What needs to be done:
Which lines of the records contain the word "lasso"? Copy each one.
━━━━━ Data section ━━━━━
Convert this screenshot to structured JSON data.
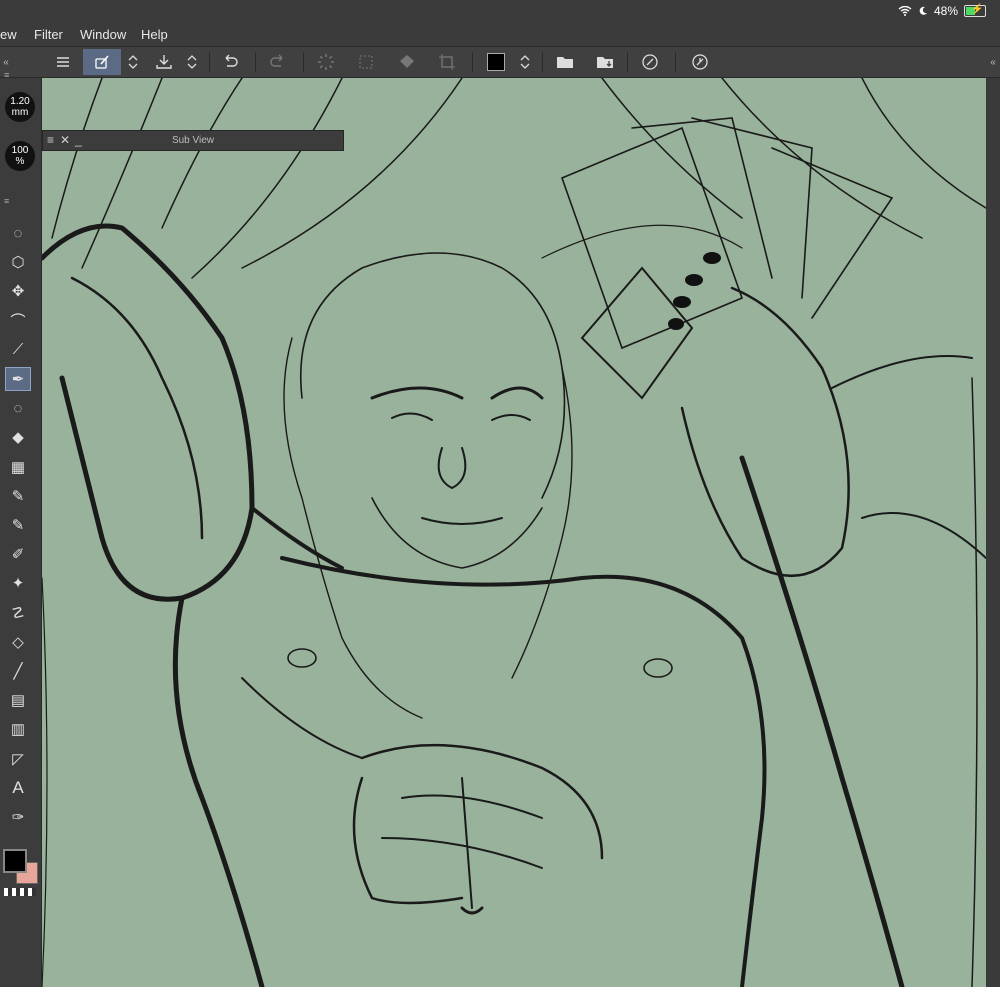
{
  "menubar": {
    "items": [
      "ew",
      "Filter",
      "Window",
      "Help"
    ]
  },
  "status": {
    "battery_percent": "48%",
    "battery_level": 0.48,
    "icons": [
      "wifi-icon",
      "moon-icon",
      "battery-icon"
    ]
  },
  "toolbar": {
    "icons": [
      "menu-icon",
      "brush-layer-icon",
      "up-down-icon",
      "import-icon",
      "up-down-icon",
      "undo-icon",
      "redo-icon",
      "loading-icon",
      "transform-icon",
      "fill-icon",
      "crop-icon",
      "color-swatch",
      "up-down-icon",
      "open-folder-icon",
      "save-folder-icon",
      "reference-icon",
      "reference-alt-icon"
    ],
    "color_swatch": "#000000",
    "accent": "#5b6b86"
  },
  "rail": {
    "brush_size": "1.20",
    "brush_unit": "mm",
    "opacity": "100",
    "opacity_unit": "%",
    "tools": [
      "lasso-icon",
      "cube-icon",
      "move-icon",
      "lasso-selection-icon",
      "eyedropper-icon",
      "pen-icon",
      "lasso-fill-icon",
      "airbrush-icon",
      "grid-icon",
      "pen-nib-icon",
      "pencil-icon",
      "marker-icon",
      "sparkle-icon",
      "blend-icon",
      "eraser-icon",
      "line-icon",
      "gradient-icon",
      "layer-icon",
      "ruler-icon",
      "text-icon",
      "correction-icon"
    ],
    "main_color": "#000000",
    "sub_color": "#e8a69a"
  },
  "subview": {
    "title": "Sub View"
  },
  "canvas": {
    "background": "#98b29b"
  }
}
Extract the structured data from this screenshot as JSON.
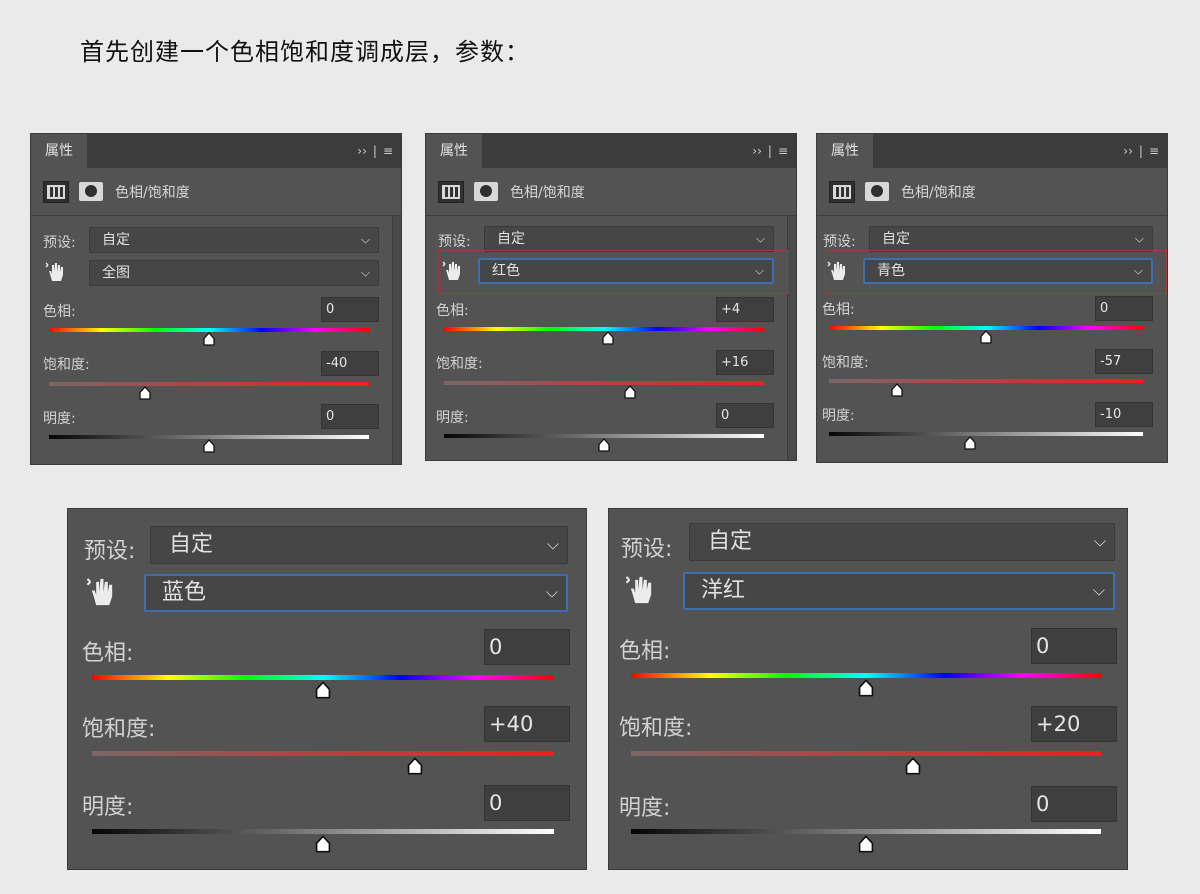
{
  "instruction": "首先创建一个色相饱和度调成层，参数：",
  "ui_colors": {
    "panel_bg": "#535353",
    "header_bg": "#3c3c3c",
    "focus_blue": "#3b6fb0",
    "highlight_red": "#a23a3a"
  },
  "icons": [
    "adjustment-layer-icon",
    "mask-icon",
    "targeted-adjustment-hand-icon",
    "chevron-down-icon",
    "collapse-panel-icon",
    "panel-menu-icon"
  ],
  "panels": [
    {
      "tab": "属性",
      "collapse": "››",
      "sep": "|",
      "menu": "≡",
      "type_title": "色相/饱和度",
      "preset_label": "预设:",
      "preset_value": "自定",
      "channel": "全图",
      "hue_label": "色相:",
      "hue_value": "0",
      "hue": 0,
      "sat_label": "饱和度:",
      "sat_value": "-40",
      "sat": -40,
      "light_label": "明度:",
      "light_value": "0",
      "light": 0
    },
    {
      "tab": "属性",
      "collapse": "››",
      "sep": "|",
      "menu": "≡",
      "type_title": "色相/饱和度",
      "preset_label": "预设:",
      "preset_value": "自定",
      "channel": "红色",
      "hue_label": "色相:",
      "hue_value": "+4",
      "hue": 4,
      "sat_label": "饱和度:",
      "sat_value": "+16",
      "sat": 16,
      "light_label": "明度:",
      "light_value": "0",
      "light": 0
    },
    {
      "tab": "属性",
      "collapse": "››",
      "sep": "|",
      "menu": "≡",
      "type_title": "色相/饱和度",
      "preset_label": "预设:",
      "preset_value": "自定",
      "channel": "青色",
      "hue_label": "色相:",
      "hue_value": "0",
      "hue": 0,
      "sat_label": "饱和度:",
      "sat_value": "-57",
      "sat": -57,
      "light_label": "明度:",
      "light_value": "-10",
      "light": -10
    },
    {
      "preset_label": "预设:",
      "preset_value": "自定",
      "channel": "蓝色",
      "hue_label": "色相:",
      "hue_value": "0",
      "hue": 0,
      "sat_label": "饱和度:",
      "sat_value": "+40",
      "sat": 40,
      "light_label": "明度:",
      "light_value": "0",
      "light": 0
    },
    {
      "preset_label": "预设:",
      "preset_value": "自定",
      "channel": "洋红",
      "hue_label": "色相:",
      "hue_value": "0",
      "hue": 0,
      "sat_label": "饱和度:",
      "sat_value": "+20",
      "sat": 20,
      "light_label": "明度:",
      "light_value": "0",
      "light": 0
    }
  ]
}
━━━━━
Task answer:
      "lasso-icon",
      "lasso-selection-icon",
      "lasso-fill-icon",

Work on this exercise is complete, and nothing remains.